My uncle had missed my birthday again.
I was eight this year. Being a present down was no fun, but I had a sense of world-weary acceptance; this was his modus operandi. In a couple of days I’d get a card with a little money slipped in, or a phonecall asking me to choose something within a (guiltily generous) price limit. This time brought a new variation: a trip to Toys ‘R’ Us, and a choice of anything I liked. I ventured into the videogame section for the first time, wandering through the rows of unfamiliar names and unappealing art. One stuck out by dint of name and logo – Pokémon. I’d seen the cartoon a handful of times, made regrettable card trades in the school playground, but I never knew there was more to these imaginary fascinations. I grabbed the newly-released Pokémon Sapphire, preferring the cover’s vibrant blue Kyogre over the grubby red Groudon. “This one!” And that one I got.
My parents gave me my first console on that same birthday: a Gameboy Advance. Until now, gaming had only been alongside them on their dusty, ten-year-old SEGA Master System II. They wanted to share with me the things they had enjoyed so many years ago.
“We used to stay up till six in the morning playing this, trying to complete Sonic the Hedgehog. We’ve still never finished it.”
I never could, either. Sapphire was to be my first independent gaming experience, and what an experience it would turn out to be.
Tedious numeracy lessons became meetings for Pokéhunters Anonymous, as we bragged about our latest captures and glorified our victories. Every lunchbreak the Playground Posse fed my obsession with techniques, ‘secrets’, and unsubstantiated rumours; most of which the gullible bambinos of Class 5A would rush home to test. I gave myself sore thumbs thrashing A+B simultaneously, believing earnest promises that it would ease a capture. When that inevitably failed, alternate presses and varying speeds came into play.
(I still, unashamedly, use these methods to this day – whether they actually contribute to a successful capture, I’ll never know Having stuck with me for ten years, it’s hard to let go and accept that they probably do nothing.)
Discussing new team members, fresh secrets and story progression with a gang of thirty other addicts directly impacted my play.
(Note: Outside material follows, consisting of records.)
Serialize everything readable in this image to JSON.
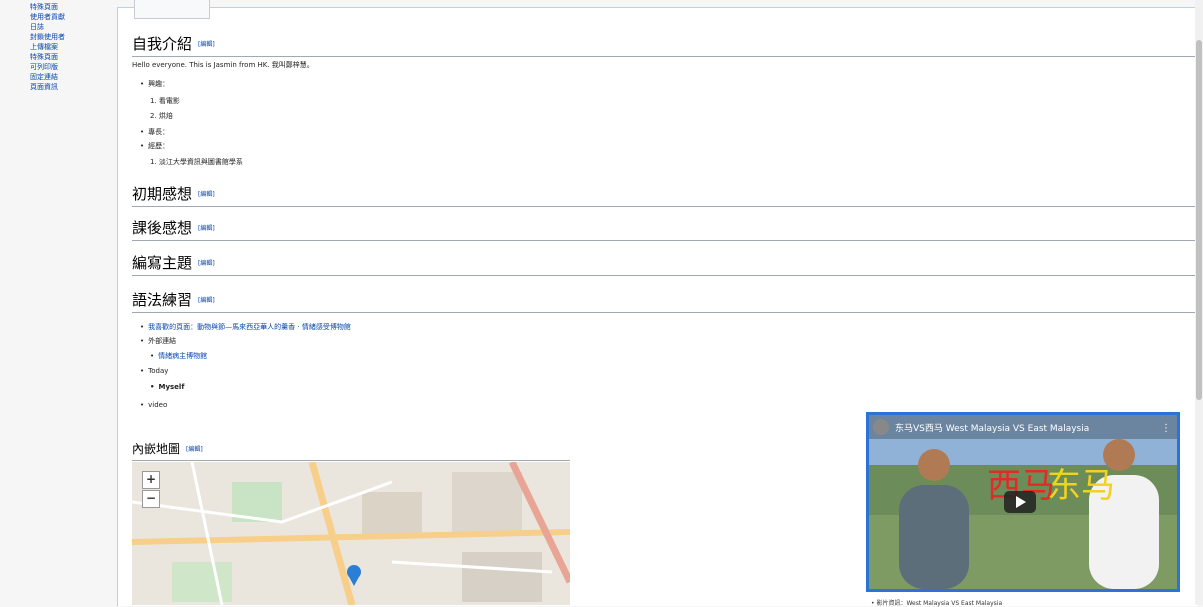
{
  "sidebar": {
    "items": [
      "特殊頁面",
      "使用者貢獻",
      "日誌",
      "封鎖使用者",
      "上傳檔案",
      "特殊頁面",
      "可列印版",
      "固定連結",
      "頁面資訊"
    ]
  },
  "edit_label": "[編輯]",
  "sections": [
    {
      "title": "自我介紹"
    },
    {
      "title": "初期感想"
    },
    {
      "title": "課後感想"
    },
    {
      "title": "編寫主題"
    },
    {
      "title": "語法練習"
    },
    {
      "title": "內嵌地圖"
    }
  ],
  "intro": {
    "text": "Hello everyone. This is Jasmin from HK. 我叫鄭梓慧。",
    "list": [
      {
        "label": "興趣："
      },
      {
        "label": "1. 看電影"
      },
      {
        "label": "2. 烘焙"
      },
      {
        "label": "專長："
      },
      {
        "label": "經歷："
      },
      {
        "label": "1. 淡江大學資訊與圖書館學系"
      }
    ]
  },
  "grammar": {
    "items": [
      {
        "label": "我喜歡的頁面：動物與節—馬來西亞華人的羹香 · 情緒感受博物館"
      },
      {
        "label": "外部連結"
      },
      {
        "label": "情緒病主博物館"
      },
      {
        "label": "Today"
      },
      {
        "label": "Myself"
      },
      {
        "label": "video"
      }
    ]
  },
  "map": {
    "zoom_in": "+",
    "zoom_out": "−"
  },
  "video": {
    "title": "东马VS西马 West Malaysia VS East Malaysia",
    "caption": "• 影片資訊：West Malaysia VS East Malaysia",
    "overlay_left": "西马",
    "overlay_right": "东马"
  },
  "colors": {
    "link": "#0645ad",
    "video_border": "#2b73d6"
  }
}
Each evening I’d dive into the car home, head full of new things to try, and spend the night experimenting and progressing (or not, depending on the day’s supply). I suspect this was the way with most classmates, as we would unknowingly climb the Battle Tower in sync with one another, believing Latios to reside at the top (the next day’s discussion focused on how it wasn’t). It was this constant back-and-forth sharing and gathering and the sense of community which made the experience that much more special.
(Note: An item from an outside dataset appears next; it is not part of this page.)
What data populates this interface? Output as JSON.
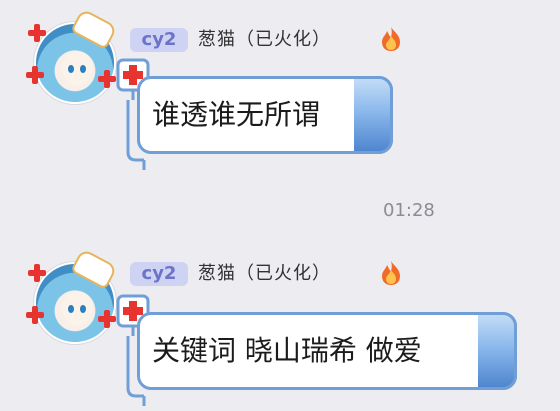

I’m sure they’re some older child’s cherished memory, but the two games preceding Sapphire never mattered to me, and I spared even fewer thoughts for its descendants. It was truly my first venture into gaming, and my portal into its world. While I was aware of gaming as a whole – playing Wonderboy III with my parents, my uncle boasting about his PlayStation One – Sapphire was the first to clutch my heart and teach me that pixels weren’t so one-dimensional. As I trained up my team to dominate classmates and the cocky kids at Holiday Club, it clutched at my heart before releasing me to the games I knew not of. From Crash Bandicoot on my ninth birthday, to Bioshock Infinite next week, the path to my current gaming habits has been littered with hundreds of titles; but Sapphire will always hold a special place in my heart, and Gen III a place on my team.
Now the generation experiencing Pokémon for the first time have Google ever-present at their fingertips, able to immediately tear down Little Jimmy’s cousin’s theory that Mewthree is obtainable through some convoluted process. The Playground Posse is out of business: technology has driven its members apart, and Little Jimmy won’t be trusted again. Without this air of mystery and discovery, I can only feel that the engagement and excitement is lessened for these young Pokévirgins.
I am wearing my rose-tinted NHS glasses, still playing the game which made me. The save may be dated 2013, but my 8-year-old self is eager to stop Team Aqua, catch my first team, and protect Hoenn from an apocalyptic monsoon.